This theory goes, if you put women and men on the front lines and the woman goes down, all hell will break loose because they’ll be so concerned with their instinct to protect women from harm they’ll forget about fighting the enemy.
Which sounds fairly logical, but only if you’ve never been in combat.
Because once you’ve been in combat you realize that when someone gets shot – whether its a man or a woman – all hell is going to break loose anyway. Human beings, even trained combat soldiers, aren’t used to witnessing their own being shot. People will get distracted. People will freak out and start screaming, start crying. People will run away from whatever they were doing to aid to the fallen. Some won’t be able to get back into the fight once they’ve seen their friend coughing up his own blood.
It really depends upon the individual and how they handle stress. Some are very good at focusing and getting right into what needs to be done at the exact moment it needs to happen. Some will lose all bearing and wander aimlessly without instruction.
Regardless of the difference in reactions, the main point remains – namely, you’re protective of all your battle buddies. Seeing any of them get injured in battle will spring forth an urge within you to help as much as you can. That protective feeling has been carried by every combat soldier for as long as there’s been combat. Adding women to the equation won’t change any of that. When the bullets start flying, everyone in that foxhole with you is your brother…or if need be, sister. You protect your own.
Argument 9: Female soldiers will be raped by the men they serve with
This is kind of a tricky argument. On one hand you have those who oppose women in combat making the argument that male soldiers will be too protective of their female counterparts to properly engage the enemy in combat, and on the other hand you have those same folks making the argument that if you put female and male soldiers together the females are going to be raped and/or sexually assaulted by the same soldiers who just one argument earlier were overprotective of them.
It’s an unusual way of defending the institution of the military – essentially saying that male service-members are so aggressive and sexually devious they have to be separated from their female coworkers or else they won’t be able to control themselves.
Now, that’s not to say rape and sexual assault in the military isn’t a legitimate issue, it most definitely is. But when using the threat of rape and assault as an excuse to keep women from serving in combat, you’re rewarding the disease instead of treating the symptoms.

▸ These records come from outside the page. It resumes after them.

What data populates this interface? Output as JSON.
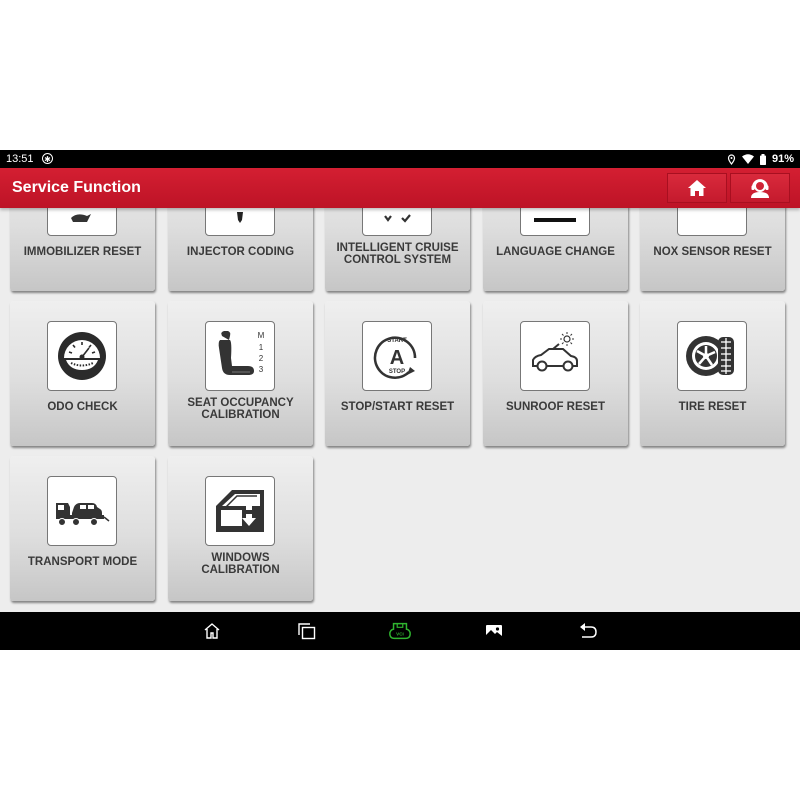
{
  "status_bar": {
    "time": "13:51",
    "left_icons": [
      "bluetooth-icon"
    ],
    "right_icons": [
      "location-icon",
      "wifi-icon",
      "battery-icon"
    ],
    "battery": "91%"
  },
  "app_bar": {
    "title": "Service Function",
    "buttons": [
      {
        "name": "home-button",
        "icon": "home-icon"
      },
      {
        "name": "support-button",
        "icon": "headset-agent-icon"
      }
    ],
    "color": "#c8192c"
  },
  "tiles": [
    {
      "label": "IMMOBILIZER RESET",
      "icon": "immobilizer-key-icon"
    },
    {
      "label": "INJECTOR CODING",
      "icon": "injector-icon"
    },
    {
      "label": "INTELLIGENT CRUISE CONTROL SYSTEM",
      "icon": "cruise-control-icon"
    },
    {
      "label": "LANGUAGE CHANGE",
      "icon": "language-icon"
    },
    {
      "label": "NOX SENSOR RESET",
      "icon": "nox-sensor-icon"
    },
    {
      "label": "ODO CHECK",
      "icon": "odometer-gauge-icon"
    },
    {
      "label": "SEAT OCCUPANCY CALIBRATION",
      "icon": "seat-icon",
      "icon_text": [
        "M",
        "1",
        "2",
        "3"
      ]
    },
    {
      "label": "STOP/START RESET",
      "icon": "stop-start-icon",
      "icon_text": [
        "START",
        "A",
        "STOP"
      ]
    },
    {
      "label": "SUNROOF RESET",
      "icon": "sunroof-car-icon"
    },
    {
      "label": "TIRE RESET",
      "icon": "tire-icon"
    },
    {
      "label": "TRANSPORT MODE",
      "icon": "tow-truck-icon"
    },
    {
      "label": "WINDOWS CALIBRATION",
      "icon": "window-updown-icon"
    }
  ],
  "nav_bar": {
    "items": [
      {
        "name": "home",
        "icon": "home-outline-icon"
      },
      {
        "name": "recents",
        "icon": "recents-icon"
      },
      {
        "name": "vci",
        "icon": "vci-icon",
        "label": "VCI",
        "color": "#2fb52f"
      },
      {
        "name": "screenshot",
        "icon": "gallery-icon"
      },
      {
        "name": "back",
        "icon": "back-icon"
      }
    ]
  }
}
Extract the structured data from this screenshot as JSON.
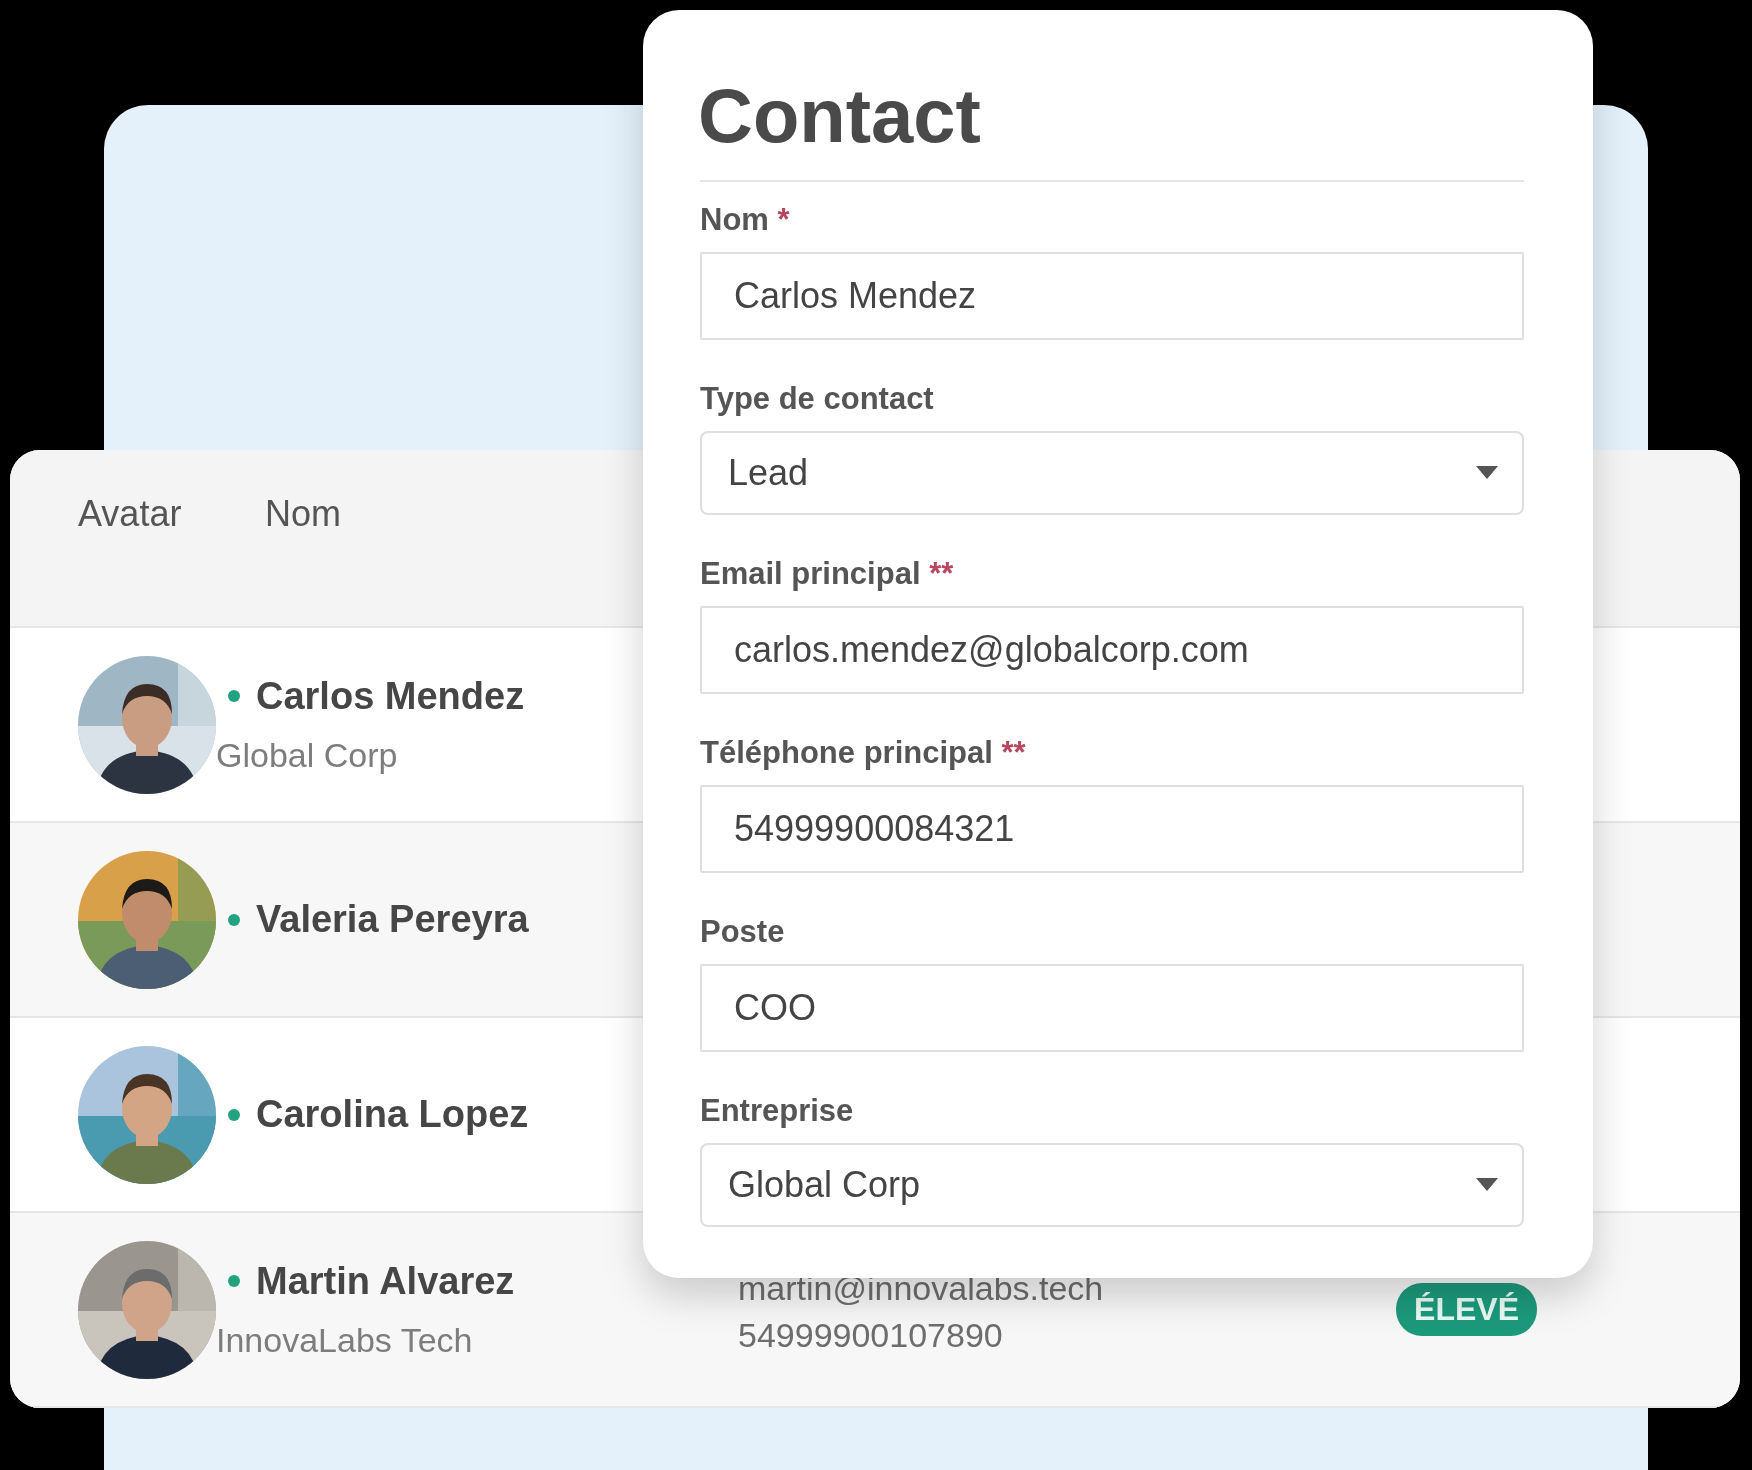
{
  "table": {
    "columns": [
      "Avatar",
      "Nom"
    ],
    "rows": [
      {
        "name": "Carlos Mendez",
        "company": "Global Corp",
        "online": true
      },
      {
        "name": "Valeria Pereyra",
        "online": true
      },
      {
        "name": "Carolina Lopez",
        "online": true
      },
      {
        "name": "Martin Alvarez",
        "company": "InnovaLabs Tech",
        "online": true,
        "email": "martin@innovalabs.tech",
        "phone": "54999900107890",
        "priority": "ÉLEVÉ"
      }
    ]
  },
  "contact_form": {
    "title": "Contact",
    "fields": [
      {
        "label": "Nom",
        "required_marker": "*",
        "kind": "text",
        "value": "Carlos Mendez"
      },
      {
        "label": "Type de contact",
        "kind": "select",
        "value": "Lead"
      },
      {
        "label": "Email principal",
        "required_marker": "**",
        "kind": "text",
        "value": "carlos.mendez@globalcorp.com"
      },
      {
        "label": "Téléphone principal",
        "required_marker": "**",
        "kind": "text",
        "value": "54999900084321"
      },
      {
        "label": "Poste",
        "kind": "text",
        "value": "COO"
      },
      {
        "label": "Entreprise",
        "kind": "select",
        "value": "Global Corp"
      }
    ]
  }
}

The disease in this case being the attitude many male soldiers have that women in the military exist for two reasons – either to be a dependent or to be a piece of ass on the side. Any value they have at their job is inconsequential, since to many, the only job in the military worth anything are the combat arms.
So keeping women away from roles in combat would, at least in my opinion, make them more likely to be victims of sexual assault and predation since it’s feeding the stereotype so many male service-members share about female troops not being on the same level as men.
Instead of allowing women the opportunity to show how strong and capable they are on the front lines, those who advocate against women in combat under the guise of protection, in fact, do exactly the opposite.
They’re making it more likely females in the military will continue to be harassed, to be assaulted, to be violated. To be misunderstood and underestimated. To be made to feel like they couldn’t serve this country as fully as they wanted to.
Not because they weren’t strong enough. Not because they weren’t dedicated enough. But because people continue to adhere to the nine arguments against them.
Perhaps it’ll take electing the first female president to allow female service-members full integration into the combat arms.
Perhaps it’ll take a radical adjustment in thinking on the part of the nation’s top military brass.
Perhaps it’ll take a miracle.
For those who advocate allowing women in combat, I’d imagine those can sometimes feel like one in the same.